=== Section Start ===

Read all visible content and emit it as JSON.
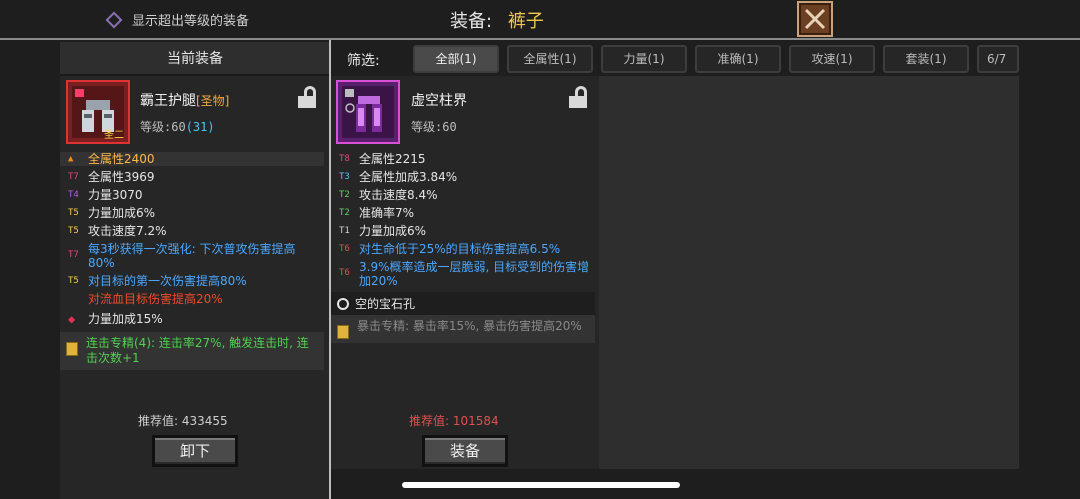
{
  "topbar": {
    "toggle_label": "显示超出等级的装备",
    "title_label": "装备:",
    "title_value": "裤子"
  },
  "equipped": {
    "header": "当前装备",
    "name": "霸王护腿",
    "quality": "[圣物]",
    "icon_tag": "圣二",
    "level_text": "等级:60",
    "level_bonus": "(31)",
    "stats": [
      {
        "tier": "",
        "text": "全属性2400",
        "color": "orange",
        "highlight": true
      },
      {
        "tier": "T7",
        "text": "全属性3969",
        "color": "white"
      },
      {
        "tier": "T4",
        "text": "力量3070",
        "color": "white"
      },
      {
        "tier": "T5",
        "text": "力量加成6%",
        "color": "white"
      },
      {
        "tier": "T5",
        "text": "攻击速度7.2%",
        "color": "white"
      },
      {
        "tier": "T7",
        "text": "每3秒获得一次强化: 下次普攻伤害提高80%",
        "color": "blue"
      },
      {
        "tier": "T5",
        "text": "对目标的第一次伤害提高80%",
        "color": "blue"
      },
      {
        "tier": "",
        "text": "对流血目标伤害提高20%",
        "color": "red"
      }
    ],
    "gem": "力量加成15%",
    "suit": "连击专精(4): 连击率27%, 触发连击时, 连击次数+1",
    "recommend": "推荐值: 433455",
    "unequip_button": "卸下"
  },
  "filter": {
    "label": "筛选:",
    "tabs": [
      "全部(1)",
      "全属性(1)",
      "力量(1)",
      "准确(1)",
      "攻速(1)",
      "套装(1)",
      "6/7阶"
    ]
  },
  "candidate": {
    "name": "虚空柱界",
    "level_text": "等级:60",
    "stats": [
      {
        "tier": "T8",
        "text": "全属性2215",
        "color": "white"
      },
      {
        "tier": "T3",
        "text": "全属性加成3.84%",
        "color": "white"
      },
      {
        "tier": "T2",
        "text": "攻击速度8.4%",
        "color": "white"
      },
      {
        "tier": "T2",
        "text": "准确率7%",
        "color": "white"
      },
      {
        "tier": "T1",
        "text": "力量加成6%",
        "color": "white"
      },
      {
        "tier": "T6",
        "text": "对生命低于25%的目标伤害提高6.5%",
        "color": "blue"
      },
      {
        "tier": "T6",
        "text": "3.9%概率造成一层脆弱, 目标受到的伤害增加20%",
        "color": "blue"
      }
    ],
    "slot": "空的宝石孔",
    "suit": "暴击专精: 暴击率15%, 暴击伤害提高20%",
    "recommend": "推荐值: 101584",
    "equip_button": "装备"
  },
  "colors": {
    "accent": "#f2c94c",
    "relic_border": "#dd3333",
    "candidate_border": "#d84fd8",
    "recommend_red": "#e05050"
  },
  "icons": [
    "diamond-checkbox-icon",
    "close-icon",
    "lock-open-icon",
    "gem-icon",
    "book-icon",
    "circle-icon"
  ]
}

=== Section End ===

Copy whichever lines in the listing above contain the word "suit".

    "suit": "连击专精(4): 连击率27%, 触发连击时, 连击次数+1",
    "suit": "暴击专精: 暴击率15%, 暴击伤害提高20%",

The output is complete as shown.